Teachers, parents, and students in America are overwhelmed by the dumpster fire of schooling amidst a pandemic, but in fact, schooling in America has long been operating on the edge. School spending has been stagnant for decades despite a growing economy, teachers are woefully underpaid, overworked, under-resourced, and face high attrition rates. American students are falling behind in the world in cornerstone academic disciplines. Violence and drug abuse in school, the school-to-prison pipeline, and the digital divide, have long prevailed, especially in underfunded, underserved areas. College tuition is more inaccessible, costly, and critical than ever, and millions of students are entering the workforce anchored with massive, high interest debt, fueling the big banks that back it. Our meagerly-resourced education system was woefully unprepared for the pandemic, but indeed, it has been unprepared in adequately educating our youth for decades.

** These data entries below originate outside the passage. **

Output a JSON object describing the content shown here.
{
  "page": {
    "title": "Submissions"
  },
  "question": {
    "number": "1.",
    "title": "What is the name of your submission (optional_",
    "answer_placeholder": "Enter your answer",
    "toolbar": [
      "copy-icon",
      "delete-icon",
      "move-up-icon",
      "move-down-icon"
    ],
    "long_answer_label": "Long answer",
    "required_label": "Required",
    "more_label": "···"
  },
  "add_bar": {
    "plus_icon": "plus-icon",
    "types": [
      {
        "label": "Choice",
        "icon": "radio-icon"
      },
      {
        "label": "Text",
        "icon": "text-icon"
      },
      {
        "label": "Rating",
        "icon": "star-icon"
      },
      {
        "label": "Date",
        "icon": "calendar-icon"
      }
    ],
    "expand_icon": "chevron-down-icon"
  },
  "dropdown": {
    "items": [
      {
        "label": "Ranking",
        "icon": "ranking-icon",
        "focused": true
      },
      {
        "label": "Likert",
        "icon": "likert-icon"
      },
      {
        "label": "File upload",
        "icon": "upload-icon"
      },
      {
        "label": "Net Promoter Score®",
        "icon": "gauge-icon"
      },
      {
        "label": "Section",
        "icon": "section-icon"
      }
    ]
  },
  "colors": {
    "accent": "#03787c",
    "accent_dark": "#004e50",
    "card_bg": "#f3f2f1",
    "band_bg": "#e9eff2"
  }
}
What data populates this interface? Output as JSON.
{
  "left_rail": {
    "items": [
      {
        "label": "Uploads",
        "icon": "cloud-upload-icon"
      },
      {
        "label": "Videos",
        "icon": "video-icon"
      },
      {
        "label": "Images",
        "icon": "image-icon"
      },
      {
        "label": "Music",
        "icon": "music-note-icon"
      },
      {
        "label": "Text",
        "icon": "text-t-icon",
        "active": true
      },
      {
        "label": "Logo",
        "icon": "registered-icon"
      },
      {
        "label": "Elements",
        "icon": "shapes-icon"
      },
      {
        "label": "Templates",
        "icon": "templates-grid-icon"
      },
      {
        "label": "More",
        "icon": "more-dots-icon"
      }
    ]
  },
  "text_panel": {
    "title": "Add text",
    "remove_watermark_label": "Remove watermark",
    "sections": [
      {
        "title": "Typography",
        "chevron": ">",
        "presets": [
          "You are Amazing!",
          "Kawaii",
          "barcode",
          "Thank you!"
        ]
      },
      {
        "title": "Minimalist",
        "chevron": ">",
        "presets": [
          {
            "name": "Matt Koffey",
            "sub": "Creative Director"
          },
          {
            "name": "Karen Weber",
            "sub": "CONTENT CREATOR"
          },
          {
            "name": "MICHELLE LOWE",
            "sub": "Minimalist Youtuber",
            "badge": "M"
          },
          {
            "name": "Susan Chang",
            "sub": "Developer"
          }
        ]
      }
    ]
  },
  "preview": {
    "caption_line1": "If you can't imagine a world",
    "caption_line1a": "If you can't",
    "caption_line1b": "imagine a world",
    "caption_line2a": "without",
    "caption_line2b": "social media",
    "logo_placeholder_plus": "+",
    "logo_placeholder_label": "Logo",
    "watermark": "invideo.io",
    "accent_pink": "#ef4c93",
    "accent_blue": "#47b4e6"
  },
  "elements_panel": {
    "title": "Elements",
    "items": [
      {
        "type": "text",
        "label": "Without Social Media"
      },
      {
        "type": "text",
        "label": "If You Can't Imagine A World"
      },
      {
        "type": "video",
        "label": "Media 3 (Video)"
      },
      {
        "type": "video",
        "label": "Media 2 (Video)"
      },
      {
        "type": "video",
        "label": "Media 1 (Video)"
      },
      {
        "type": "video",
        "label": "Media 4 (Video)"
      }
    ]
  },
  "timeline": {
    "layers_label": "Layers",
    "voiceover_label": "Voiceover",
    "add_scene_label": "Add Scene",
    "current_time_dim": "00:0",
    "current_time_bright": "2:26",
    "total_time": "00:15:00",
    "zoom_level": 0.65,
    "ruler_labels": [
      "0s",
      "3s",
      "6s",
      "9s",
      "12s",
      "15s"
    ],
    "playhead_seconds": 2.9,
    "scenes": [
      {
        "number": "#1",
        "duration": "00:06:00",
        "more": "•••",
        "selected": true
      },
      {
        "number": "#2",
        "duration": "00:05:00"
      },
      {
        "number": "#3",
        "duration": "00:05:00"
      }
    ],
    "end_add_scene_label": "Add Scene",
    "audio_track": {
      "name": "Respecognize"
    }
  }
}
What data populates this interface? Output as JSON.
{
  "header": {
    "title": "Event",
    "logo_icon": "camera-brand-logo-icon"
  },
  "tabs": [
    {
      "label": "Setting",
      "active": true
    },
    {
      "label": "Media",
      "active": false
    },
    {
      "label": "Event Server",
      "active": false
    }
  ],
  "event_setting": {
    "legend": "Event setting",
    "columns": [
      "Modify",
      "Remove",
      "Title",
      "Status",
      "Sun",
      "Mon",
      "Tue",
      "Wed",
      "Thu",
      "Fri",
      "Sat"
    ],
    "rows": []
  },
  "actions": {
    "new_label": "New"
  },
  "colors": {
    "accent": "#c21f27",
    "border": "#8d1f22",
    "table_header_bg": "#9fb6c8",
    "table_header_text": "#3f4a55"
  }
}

We are aghast by the recent shocks to our democratic order and slide into fascism, but in fact, America’s democracy has never been a full fledged liberal democracy. Since the founding of our nation, a minority of wealthy white men has always ruled, using legal and extralegal strategies to deny representation to women, people of color, immigrants, poor people and indigenous Americans. Minorities weren’t given full voting rights until the 1960’s, and since then, gerrymandering, voter ID restrictions, purging of voter registrations, shutting down of polling places in minority communities, felony sentences that keep said minorities from voting, and the like, have all contributed to rampant voter suppression and disenfranchisement. Coupled with the over-representation of dark money and corporate influence in policymaking, ours has always been a democracy for the rich white man at the top.
Sign-toting Americans of all colors and creeds are taking to the streets like never before to protest the recent brutalization and murder of black lives. In fact, black lives have never truly mattered in America, and police brutality is just the tip of the iceberg. Every single longterm class struggle described above – access to healthcare, education, wealth, justice, voting rights, and so much more – has produced massively disproportionate effects on black communities. Systemic, state-sanctioned racism has been normalized and unnamed for centuries (if you’re a person of privilege as I am, and have been looking inward recently as I have, I highly recommend Color of Law).
Trump is just a symptom of the disease that has long been festering behind the veil of American exceptionalism.
America in 2020 is not a failed state, it is the endgame of a success state designed to enrich a small minority while leaving the overwhelming majority in desolation. It is a success state in perpetuating ever-tilted class warfare in which one side never really has a shot, in which those with money, power, and the right skin color, always win.
The state we’ve created is one that was always going to erode into itself. The pandemic has just fast-tracked that process. That some could look at the orange man in the White House and believe that ousting him, along with some incremental change, would cure all of our ills, and that those of his ilk would just go away, is maddening. We need(ed) sweeping, systemic change. Until we get there (if we ever do), we might rethink what we have our children say as they sit in front of the glow of their laptops before beginning school in 2020:
“Two nations…divisible, with liberty and justice for the few.”